Somebody needs to sit this woman down and talk some sense into her. Don’t count on her family to do so – they agreed with her decision.
I suppose I should feel sympathy for this woman who has just lost her son – and indeed I do – but that sympathy is greatly muted by my disapproval and by-stander shock at her irresponsible behavior. And I am a bystander. After all, what’s it to me? But I cringe at the precedent this will set and her clear lack of responsibility and common sense. Some people shouldn’t breed, even by proxy.
At a time of great emotional upheaval, when she is less than clear-headed (and who would be after the death of a child?), she is making major decisions that will not only affect her, but, if all goes as she would like, a child.

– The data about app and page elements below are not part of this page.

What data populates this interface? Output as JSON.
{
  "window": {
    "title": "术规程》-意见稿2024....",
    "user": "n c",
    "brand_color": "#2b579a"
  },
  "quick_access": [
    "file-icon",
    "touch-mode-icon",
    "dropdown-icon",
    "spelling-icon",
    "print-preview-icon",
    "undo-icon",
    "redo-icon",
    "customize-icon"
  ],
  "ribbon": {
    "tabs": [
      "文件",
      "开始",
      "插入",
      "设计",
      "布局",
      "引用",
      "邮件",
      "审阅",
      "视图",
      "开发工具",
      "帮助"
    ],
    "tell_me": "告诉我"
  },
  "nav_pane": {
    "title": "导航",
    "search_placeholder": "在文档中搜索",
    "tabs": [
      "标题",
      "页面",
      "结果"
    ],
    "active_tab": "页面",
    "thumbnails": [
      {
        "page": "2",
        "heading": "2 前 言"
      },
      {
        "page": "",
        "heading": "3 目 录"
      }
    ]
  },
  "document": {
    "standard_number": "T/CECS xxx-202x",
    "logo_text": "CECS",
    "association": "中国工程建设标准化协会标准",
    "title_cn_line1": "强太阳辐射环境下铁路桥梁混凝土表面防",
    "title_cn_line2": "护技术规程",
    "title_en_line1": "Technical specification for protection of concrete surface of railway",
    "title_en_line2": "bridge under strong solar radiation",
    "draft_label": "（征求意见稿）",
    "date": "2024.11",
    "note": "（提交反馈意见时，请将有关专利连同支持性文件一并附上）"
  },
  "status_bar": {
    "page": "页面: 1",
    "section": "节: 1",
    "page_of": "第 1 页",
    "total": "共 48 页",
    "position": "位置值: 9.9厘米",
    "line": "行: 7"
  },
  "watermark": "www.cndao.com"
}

And she bases this decision on the fantasies of a 21 year-old. When I was in my early adult years, I fantasized about children too. About a lot of things. But as I grew older, I abandoned some of those dreams for they were unrealistic. I came to know that I either didn’t have what it took to make the dream come true, or the dream had no longevity – it was not what I really wanted. I once wanted three children. After my second child was born, I gave up that dream –saw it for the fantasy it was. I realized that two was quite enough.
Each of us is responsible for our dreams and must determine how to make them come true. Sure, parents often help their offspring achieve their goals, their dreams (and we often help our offspring come to the realization that their dreams are unrealistic too and encourage them to find new dreams, new goals), but Evans is not helping her son realize his dream of having children. Her son, after all, is dead. He won’t attend college. He won’t develop a successful career. He won’t have children. His dreams are dead too. As are his fantasies. All of life’s options have been removed from this young man – taken away by force. Surely such a loss requires mourning. And surely the life of that young man should also be celebrated – but not by bringing into the world a child born of semen harvested from his dead body.
That Evans would undertake this endeavor knowing that she might not be able to afford it is egregiously irresponsible. What financial resources will she have left to care for the offspring of her dead son? This child will start life in this world with no father, no mother, and very little financial support.
Great beginning indeed.
But does Evans truly have the right to do this? And beyond the legalities, should she have the right?